## [TASK STATEMENT]
Reproduce all the records word for word. Omit images.

================

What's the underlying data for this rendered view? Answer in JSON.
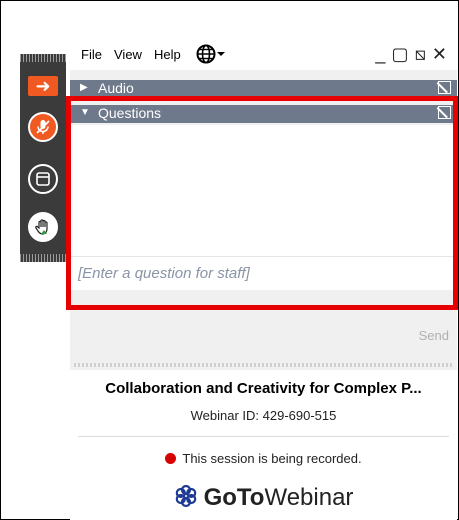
{
  "menu": {
    "file": "File",
    "view": "View",
    "help": "Help",
    "language_icon": "globe-icon",
    "window_controls": "_ ▢ ⧅ ✕"
  },
  "sections": {
    "audio": "Audio",
    "questions": "Questions"
  },
  "questions": {
    "placeholder": "[Enter a question for staff]",
    "send_label": "Send"
  },
  "session": {
    "title": "Collaboration and Creativity for Complex P...",
    "webinar_id": "Webinar ID: 429-690-515",
    "recording_notice": "This session is being recorded.",
    "brand_goto": "GoTo",
    "brand_webinar": "Webinar"
  },
  "colors": {
    "accent_orange": "#f05a22",
    "section_bar": "#6e7a8c",
    "highlight_red": "#e60000",
    "record_red": "#d50000"
  }
}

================

## [WORKED SOLUTION]
What's the underlying data for this rendered view? Answer in JSON.
{
  "menu": {
    "file": "File",
    "view": "View",
    "help": "Help",
    "language_icon": "globe-icon",
    "window_controls": "_ ▢ ⧅ ✕"
  },
  "sections": {
    "audio": "Audio",
    "questions": "Questions"
  },
  "questions": {
    "placeholder": "[Enter a question for staff]",
    "send_label": "Send"
  },
  "session": {
    "title": "Collaboration and Creativity for Complex P...",
    "webinar_id": "Webinar ID: 429-690-515",
    "recording_notice": "This session is being recorded.",
    "brand_goto": "GoTo",
    "brand_webinar": "Webinar"
  },
  "colors": {
    "accent_orange": "#f05a22",
    "section_bar": "#6e7a8c",
    "highlight_red": "#e60000",
    "record_red": "#d50000"
  }
}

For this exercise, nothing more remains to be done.